Ethical Funds use a variety of criteria and approaches to exclude and approve companies for investment. For the purposes of this guide each fund has been rated based on its approach in each of three areas, Animals, Environment and Social.Some funds operate criteria in all three areas, whilst others may focus or specialise in a particular one.
We have not applied a strict scoring system to establish a rating, but relied on a more subjective overview using our many years of experience of matching client ethical concerns to available ethical funds. Our general approach for the guide is to establish an average position in each of the three main areas, then rate each fund as better (more strict) or worse (less strict) than the average position. These are marked with a plus rating or a below average rating respectively. A double plus rating is also shown where appropriate this denotes a fund specialising in that area, or applying a particularly strong set of criteria.
The three main ethical areas are described in detail below, with the definitions used in making the ratings assessment:
This category covers issues arising from company activities that impact on people, or society at large. There are a wide range of ethical concerns that may be excluded by ethical funds, ranging from involvement in alcohol, to human rights.Positive assessments may also be made to find suitable investments, for example, companies making products for education or advancing human health. A company's positive policies may also be assessed, for example, how they treat their employees or whether they make contributions to charities and the community.
The negative criteria applied by funds to exclude companies can be divided into three broad areas: firstly, commonly avoided activities directly relating to a company's activities, such as alcohol, gambling, pornography and tobacco. Secondly, concerns over involvement in the armaments industry, ranging from direct manufacture of weapons, to more tenuous defence related contracts for non-strategic items. Lastly, but not least, the complex area of human rights, and how these may be impacted by a company's activities.
Double Plus - Those funds that apply a detailed range of criteria across a wide range of issues and that are particularly strong in one or more areas. The funds analysis may use a scoring system, view issues in a sustainability context or provide separate position papers on particular subjects.
Plus - Those funds that have a range of both positive and negative criteria, which must cover core areas such as armaments and human rights issues.

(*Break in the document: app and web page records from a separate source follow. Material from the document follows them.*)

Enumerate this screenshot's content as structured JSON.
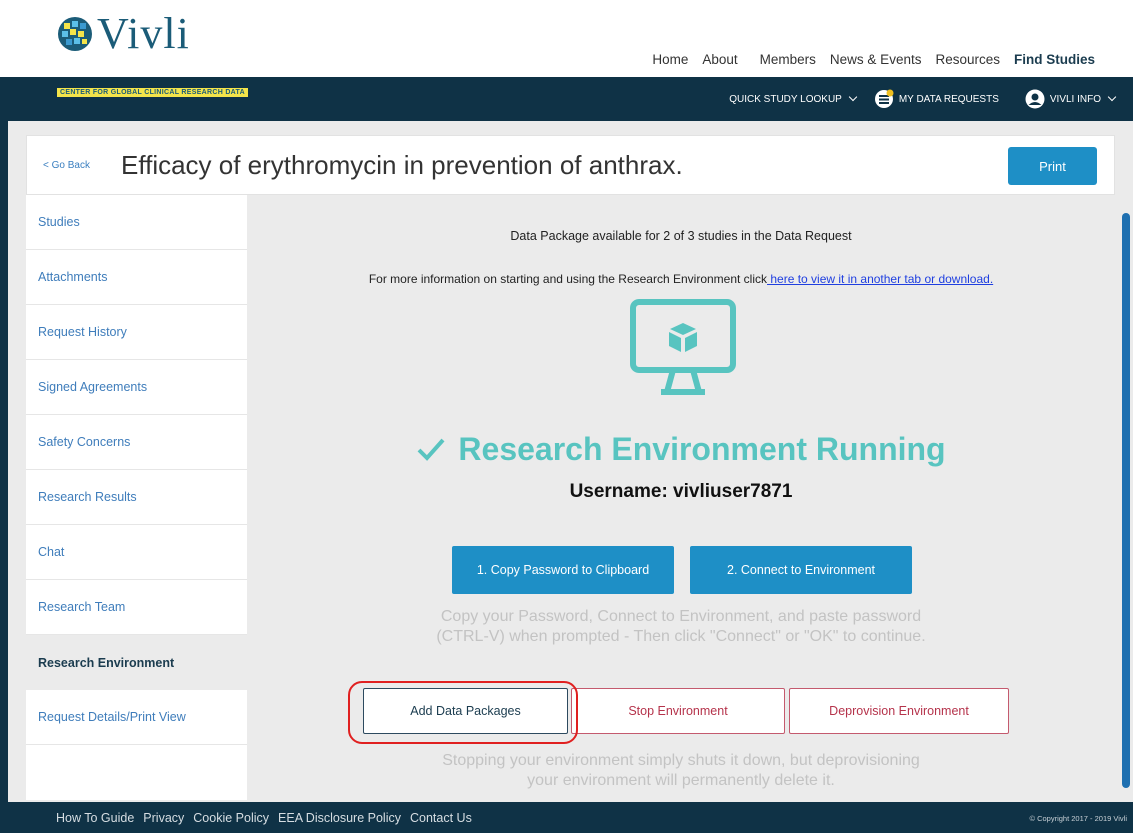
{
  "brand": {
    "name": "Vivli",
    "tagline": "CENTER FOR GLOBAL CLINICAL RESEARCH DATA"
  },
  "topnav": [
    "Home",
    "About",
    "Members",
    "News & Events",
    "Resources",
    "Find Studies"
  ],
  "subnav": {
    "quick_lookup": "QUICK STUDY LOOKUP",
    "data_requests": "MY DATA REQUESTS",
    "user": "VIVLI INFO"
  },
  "page": {
    "go_back": "< Go Back",
    "title": "Efficacy of erythromycin in prevention of anthrax.",
    "print": "Print"
  },
  "sidebar": {
    "items": [
      "Studies",
      "Attachments",
      "Request History",
      "Signed Agreements",
      "Safety Concerns",
      "Research Results",
      "Chat",
      "Research Team",
      "Research Environment",
      "Request Details/Print View"
    ],
    "active": "Research Environment"
  },
  "content": {
    "availability": "Data Package available for 2 of 3 studies in the Data Request",
    "info_prefix": "For more information on starting and using the Research Environment click",
    "info_link": " here to view it in another tab or download.",
    "status": "Research Environment Running",
    "username": "Username: vivliuser7871",
    "copy_password": "1. Copy Password to Clipboard",
    "connect": "2. Connect to Environment",
    "connect_hint_1": "Copy your Password, Connect to Environment, and paste password",
    "connect_hint_2": "(CTRL-V) when prompted - Then click \"Connect\" or \"OK\" to continue.",
    "add_packages": "Add Data Packages",
    "stop": "Stop Environment",
    "deprovision": "Deprovision Environment",
    "stop_hint_1": "Stopping your environment simply shuts it down, but deprovisioning",
    "stop_hint_2": "your environment will permanently delete it."
  },
  "footer": {
    "links": [
      "How To Guide",
      "Privacy",
      "Cookie Policy",
      "EEA Disclosure Policy",
      "Contact Us"
    ],
    "copyright": "© Copyright 2017 - 2019 Vivli"
  },
  "colors": {
    "navy": "#0f3246",
    "accent_blue": "#1e8fc6",
    "teal": "#58c4c0",
    "danger": "#b5334b",
    "highlight": "#e02020"
  },
  "icons": [
    "logo-mark-icon",
    "chevron-down-icon",
    "data-requests-icon",
    "user-avatar-icon",
    "monitor-cube-icon",
    "checkmark-icon"
  ]
}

Average - Funds that cover a range of negative exclusions applying to armaments, human rights and a selection of other relevant issues. A non-qualified positive statement may also be found on these funds.
Below Average - Funds that apply a limited number of criteria that apply to social issues, or where criteria are poorly defined. These funds will not apply a detailed assessment to core areas, such as human rights or armaments issues.

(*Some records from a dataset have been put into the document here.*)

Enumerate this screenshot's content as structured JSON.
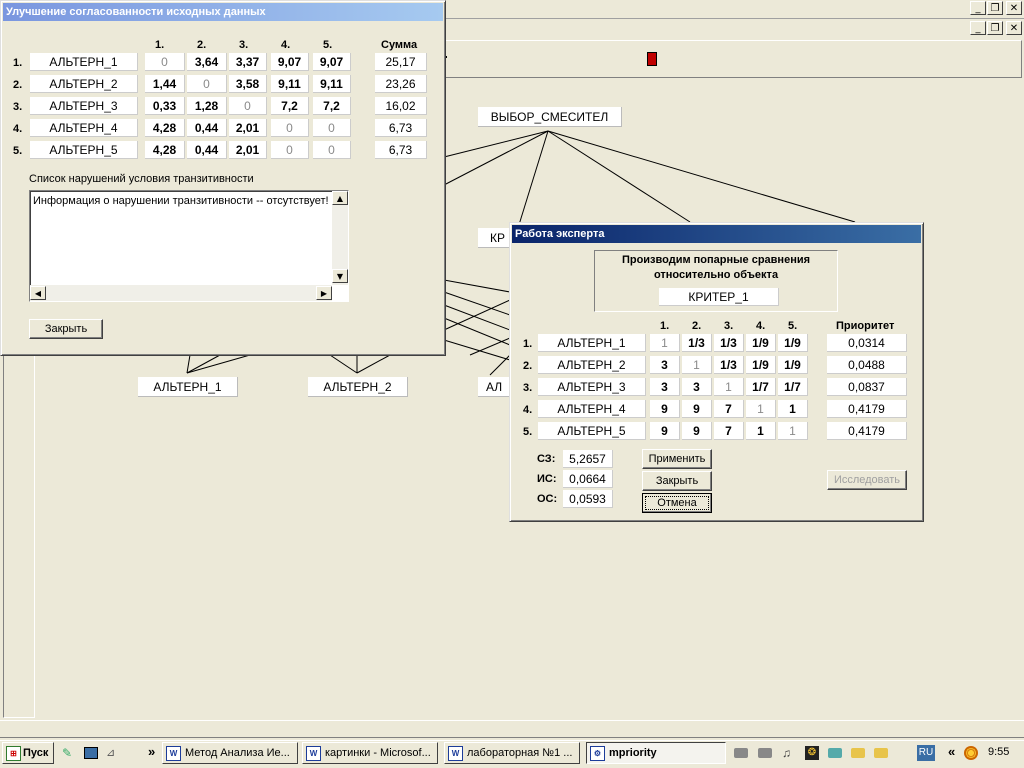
{
  "main_app": {
    "toolbar_icon": "book-icon",
    "main_node": "ВЫБОР_СМЕСИТЕЛ",
    "nodes": [
      "КР",
      "АЛЬТЕРН_1",
      "АЛЬТЕРН_2",
      "АЛ"
    ]
  },
  "consistency_window": {
    "title": "Улучшение согласованности исходных данных",
    "col_headers": [
      "1.",
      "2.",
      "3.",
      "4.",
      "5."
    ],
    "sum_header": "Сумма",
    "rows": [
      {
        "num": "1.",
        "name": "АЛЬТЕРН_1",
        "values": [
          "0",
          "3,64",
          "3,37",
          "9,07",
          "9,07"
        ],
        "sum": "25,17"
      },
      {
        "num": "2.",
        "name": "АЛЬТЕРН_2",
        "values": [
          "1,44",
          "0",
          "3,58",
          "9,11",
          "9,11"
        ],
        "sum": "23,26"
      },
      {
        "num": "3.",
        "name": "АЛЬТЕРН_3",
        "values": [
          "0,33",
          "1,28",
          "0",
          "7,2",
          "7,2"
        ],
        "sum": "16,02"
      },
      {
        "num": "4.",
        "name": "АЛЬТЕРН_4",
        "values": [
          "4,28",
          "0,44",
          "2,01",
          "0",
          "0"
        ],
        "sum": "6,73"
      },
      {
        "num": "5.",
        "name": "АЛЬТЕРН_5",
        "values": [
          "4,28",
          "0,44",
          "2,01",
          "0",
          "0"
        ],
        "sum": "6,73"
      }
    ],
    "violations_label": "Список нарушений условия транзитивности",
    "violations_text": "Информация о нарушении транзитивности -- отсутствует!",
    "close_button": "Закрыть"
  },
  "expert_window": {
    "title": "Работа эксперта",
    "group_label_line1": "Производим попарные сравнения",
    "group_label_line2": "относительно объекта",
    "object": "КРИТЕР_1",
    "col_headers": [
      "1.",
      "2.",
      "3.",
      "4.",
      "5."
    ],
    "priority_header": "Приоритет",
    "rows": [
      {
        "num": "1.",
        "name": "АЛЬТЕРН_1",
        "values": [
          "1",
          "1/3",
          "1/3",
          "1/9",
          "1/9"
        ],
        "priority": "0,0314"
      },
      {
        "num": "2.",
        "name": "АЛЬТЕРН_2",
        "values": [
          "3",
          "1",
          "1/3",
          "1/9",
          "1/9"
        ],
        "priority": "0,0488"
      },
      {
        "num": "3.",
        "name": "АЛЬТЕРН_3",
        "values": [
          "3",
          "3",
          "1",
          "1/7",
          "1/7"
        ],
        "priority": "0,0837"
      },
      {
        "num": "4.",
        "name": "АЛЬТЕРН_4",
        "values": [
          "9",
          "9",
          "7",
          "1",
          "1"
        ],
        "priority": "0,4179"
      },
      {
        "num": "5.",
        "name": "АЛЬТЕРН_5",
        "values": [
          "9",
          "9",
          "7",
          "1",
          "1"
        ],
        "priority": "0,4179"
      }
    ],
    "stats": [
      {
        "label": "СЗ:",
        "value": "5,2657"
      },
      {
        "label": "ИС:",
        "value": "0,0664"
      },
      {
        "label": "ОС:",
        "value": "0,0593"
      }
    ],
    "apply_button": "Применить",
    "close_button": "Закрыть",
    "cancel_button": "Отмена",
    "investigate_button": "Исследовать"
  },
  "taskbar": {
    "start": "Пуск",
    "chevron": "»",
    "tasks": [
      {
        "label": "Метод Анализа Ие...",
        "icon": "word-icon"
      },
      {
        "label": "картинки - Microsof...",
        "icon": "word-icon"
      },
      {
        "label": "лабораторная №1 ...",
        "icon": "word-icon"
      },
      {
        "label": "mpriority",
        "icon": "app-icon"
      }
    ],
    "lang": "RU",
    "tray_chevron": "«",
    "time": "9:55"
  }
}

The issues surrounding animal welfare covered by ethical funds commonly focus on animal testing, and in this area some less subjective definitions can be applied to the ratings, as described below.Other animal welfare concerns often excluded are the use of animals for food, for example intensive farming and the processing and retailing of meat products. Some funds also exclude other animal issues such as the use of fur. The ratings rely on an assessment of client expectations on avoiding key issues of concern, rather than an objective analysis of animal suffering.

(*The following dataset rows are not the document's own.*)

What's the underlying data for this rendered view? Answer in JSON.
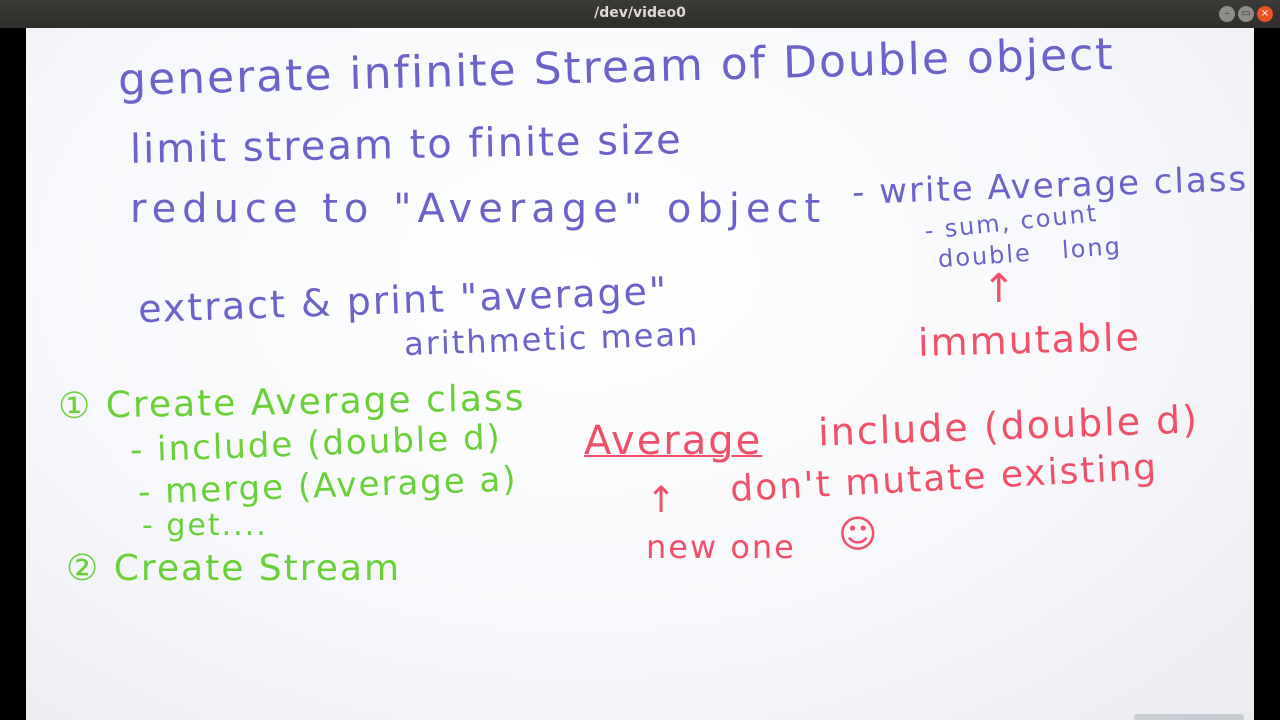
{
  "window": {
    "title": "/dev/video0",
    "buttons": {
      "minimize": "–",
      "maximize": "▭",
      "close": "×"
    }
  },
  "board": {
    "blue": {
      "line1": "generate infinite Stream of Double object",
      "line2": "limit stream to finite size",
      "line3a": "reduce to \"Average\" object",
      "line3b": "- write Average class",
      "fields": "- sum, count",
      "types_double": "double",
      "types_long": "long",
      "line4": "extract & print \"average\"",
      "line4b": "arithmetic mean"
    },
    "green": {
      "step1": "① Create Average class",
      "include": "- include (double d)",
      "merge": "- merge (Average a)",
      "get": "- get....",
      "step2": "② Create Stream"
    },
    "red": {
      "arrow_up": "↑",
      "immutable": "immutable",
      "average_word": "Average",
      "include_sig": "include (double d)",
      "arrow_up2": "↑",
      "dont_mutate": "don't mutate existing",
      "new_one": "new one",
      "smiley": "☺"
    }
  }
}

Double Plus - Funds that exclude companies involved in medical animal testing, non-medical animal testing, intensive farming and the sale of meat (to a greater or lesser extent).
Funds that exclude companies involved in medical and non-medical animal testing as a minimum.
Average - Funds that exclude companies involved in non-medical animal testing as a minimum.
Below Average - Any fund that does not exclude companies involved in non-medical animal testing will receive this rating, irrespective of other animal related issues.
The approach to environmental issues taken by funds is broad ranging, but falls into three main themes: the exclusion of companies based on negative impacts; investing in companies that are taking positive steps to manage their impacts; and investing specifically in companies that provide environmental services or technology. Some funds operate in only one of these areas (or none), whilst others may apply all three.
Within these three areas a fund's criteria also vary widely. Sometimes basic unqualified statements are made, for example to avoid environmental damage, or favour a positive environmental record.Other funds take a much more thorough approach, listing a range of environmental activities of concern and applying detailed assessments of company management approaches to find suitable positive investments. The ratings aim to take account of these broad approaches and it should be noted that there is a certain amount of subjectivity in the definitions below.
Double Plus - Funds which apply a detailed assessment of company impacts, for example operating a sustainability matrix or other scoring system. Also given this rating are funds that invest wholly, or with a specified proportion, into environmental solutions such as alternative energy or recycling.
Plus - Those funds which use a balance of positive and negative criteria to assess companies suitable for investment.
Average - Funds that exclude companies based on predominantly negative criteria, such as avoiding unsustainable timber extraction. This category may also include funds making unqualified positive statements.
Below Average - Any fund that has no specific policy on the environment, or that has an unqualified statement, for example to avoid 'environmental damage'.